The number of unaccompanied children streaming across the U.S.-Mexico border has dramatically slowed from the highs seen earlier this year, federal officials said Thursday. Around 5,500 unaccompanied children and a little more than 7,400 adults with children were caught at the southern border in July, the lowest number of children crossing alone since February — and just half the number that were crossed in June, according to data released by the Department of Homeland Security.
In June, 10,628 unaccompanied children and 16,300 adults with kids were caught. Similar numbers were seen in May, and the number of kids caught crossing was greater than 7,000 in both March and April, the DHS said. In February, just 4,846 unaccompanied children were apprehended.

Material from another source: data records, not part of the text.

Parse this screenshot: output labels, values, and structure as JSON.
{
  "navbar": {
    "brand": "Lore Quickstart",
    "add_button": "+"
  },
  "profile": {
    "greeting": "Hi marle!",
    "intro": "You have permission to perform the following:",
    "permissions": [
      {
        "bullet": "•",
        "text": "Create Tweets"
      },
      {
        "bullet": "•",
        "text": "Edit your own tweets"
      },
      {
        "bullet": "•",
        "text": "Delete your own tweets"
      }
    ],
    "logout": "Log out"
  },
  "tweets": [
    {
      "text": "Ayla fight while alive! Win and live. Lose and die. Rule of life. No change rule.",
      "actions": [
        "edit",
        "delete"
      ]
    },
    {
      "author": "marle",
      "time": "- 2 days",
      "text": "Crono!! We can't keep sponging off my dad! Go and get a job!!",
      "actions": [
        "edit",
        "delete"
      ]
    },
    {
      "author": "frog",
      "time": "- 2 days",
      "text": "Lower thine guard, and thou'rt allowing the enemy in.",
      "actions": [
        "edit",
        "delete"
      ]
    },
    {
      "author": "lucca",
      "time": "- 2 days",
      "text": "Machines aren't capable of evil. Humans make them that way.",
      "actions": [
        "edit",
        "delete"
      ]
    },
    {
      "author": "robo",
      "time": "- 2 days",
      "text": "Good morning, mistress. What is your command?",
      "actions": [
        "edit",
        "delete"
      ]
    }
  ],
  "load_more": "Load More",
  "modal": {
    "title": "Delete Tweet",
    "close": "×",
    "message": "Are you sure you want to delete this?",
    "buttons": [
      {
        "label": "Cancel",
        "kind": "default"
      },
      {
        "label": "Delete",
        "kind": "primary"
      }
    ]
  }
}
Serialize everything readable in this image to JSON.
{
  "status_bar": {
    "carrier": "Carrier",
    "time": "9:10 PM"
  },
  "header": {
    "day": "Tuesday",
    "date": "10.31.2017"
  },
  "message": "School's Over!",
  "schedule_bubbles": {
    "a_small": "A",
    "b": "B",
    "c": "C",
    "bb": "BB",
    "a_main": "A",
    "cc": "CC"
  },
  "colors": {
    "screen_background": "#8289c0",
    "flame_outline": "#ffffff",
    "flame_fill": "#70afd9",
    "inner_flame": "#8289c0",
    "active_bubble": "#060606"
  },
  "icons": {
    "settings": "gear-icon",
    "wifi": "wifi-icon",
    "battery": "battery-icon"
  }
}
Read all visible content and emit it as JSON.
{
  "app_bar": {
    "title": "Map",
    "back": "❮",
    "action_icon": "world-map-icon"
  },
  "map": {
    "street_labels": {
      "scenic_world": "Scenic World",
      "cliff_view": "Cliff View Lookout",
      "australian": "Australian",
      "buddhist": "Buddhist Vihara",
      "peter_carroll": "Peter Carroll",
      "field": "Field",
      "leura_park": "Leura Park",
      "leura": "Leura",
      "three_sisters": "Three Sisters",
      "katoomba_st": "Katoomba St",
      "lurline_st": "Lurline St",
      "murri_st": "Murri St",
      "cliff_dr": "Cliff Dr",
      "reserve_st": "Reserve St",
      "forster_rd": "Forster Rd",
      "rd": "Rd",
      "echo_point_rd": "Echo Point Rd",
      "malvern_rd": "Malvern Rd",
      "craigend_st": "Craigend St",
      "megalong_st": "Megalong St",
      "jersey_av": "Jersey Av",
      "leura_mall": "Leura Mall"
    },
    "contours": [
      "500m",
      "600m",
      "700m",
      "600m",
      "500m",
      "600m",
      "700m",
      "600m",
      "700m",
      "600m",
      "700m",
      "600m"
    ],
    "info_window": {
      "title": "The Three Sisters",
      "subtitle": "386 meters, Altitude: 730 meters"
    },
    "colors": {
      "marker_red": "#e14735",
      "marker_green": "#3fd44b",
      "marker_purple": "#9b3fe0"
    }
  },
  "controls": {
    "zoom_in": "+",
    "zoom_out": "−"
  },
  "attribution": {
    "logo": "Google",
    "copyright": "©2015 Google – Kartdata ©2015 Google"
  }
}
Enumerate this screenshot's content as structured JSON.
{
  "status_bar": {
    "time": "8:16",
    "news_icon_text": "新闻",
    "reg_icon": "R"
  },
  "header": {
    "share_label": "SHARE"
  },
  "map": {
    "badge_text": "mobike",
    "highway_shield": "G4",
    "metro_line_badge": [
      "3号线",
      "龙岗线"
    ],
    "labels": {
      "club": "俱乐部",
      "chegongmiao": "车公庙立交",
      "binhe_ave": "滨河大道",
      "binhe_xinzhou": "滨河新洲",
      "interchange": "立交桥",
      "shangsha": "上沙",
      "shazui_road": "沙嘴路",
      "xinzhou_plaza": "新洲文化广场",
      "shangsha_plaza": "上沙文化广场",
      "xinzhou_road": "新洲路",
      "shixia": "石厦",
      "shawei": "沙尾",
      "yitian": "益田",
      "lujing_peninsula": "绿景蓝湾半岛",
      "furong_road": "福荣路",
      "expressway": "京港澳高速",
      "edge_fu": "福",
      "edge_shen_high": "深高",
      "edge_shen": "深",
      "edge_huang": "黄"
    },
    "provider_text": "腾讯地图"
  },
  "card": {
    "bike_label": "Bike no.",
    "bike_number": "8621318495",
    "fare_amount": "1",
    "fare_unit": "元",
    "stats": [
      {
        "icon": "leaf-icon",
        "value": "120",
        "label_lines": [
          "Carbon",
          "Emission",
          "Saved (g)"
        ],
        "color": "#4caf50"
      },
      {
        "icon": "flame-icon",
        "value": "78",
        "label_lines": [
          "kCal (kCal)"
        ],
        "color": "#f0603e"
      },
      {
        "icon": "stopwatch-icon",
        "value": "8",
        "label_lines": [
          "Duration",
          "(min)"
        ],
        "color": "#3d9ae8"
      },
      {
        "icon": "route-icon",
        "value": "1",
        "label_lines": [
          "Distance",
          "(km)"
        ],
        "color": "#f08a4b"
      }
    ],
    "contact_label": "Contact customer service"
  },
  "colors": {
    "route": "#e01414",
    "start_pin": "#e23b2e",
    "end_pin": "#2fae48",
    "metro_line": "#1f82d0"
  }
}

DHS Secretary Jeh Johnson called the decrease “good news,” but said the decrease doesn’t mean the crisis is over. “We continue to have much work to do to address this issue and our message continues to be clear—‘our border is not open to illegal migration,’” he said.
The number of unaccompanied children caught crossing the southwest border is still far higher than in past years. Almost 63,000 unaccompanied children were caught at the border from October 1, 2013 to July 31, 2014, compared with around 31,500 in the year prior, the department said.
— Phil Helsel
First published August 7 2014, 5:42 PM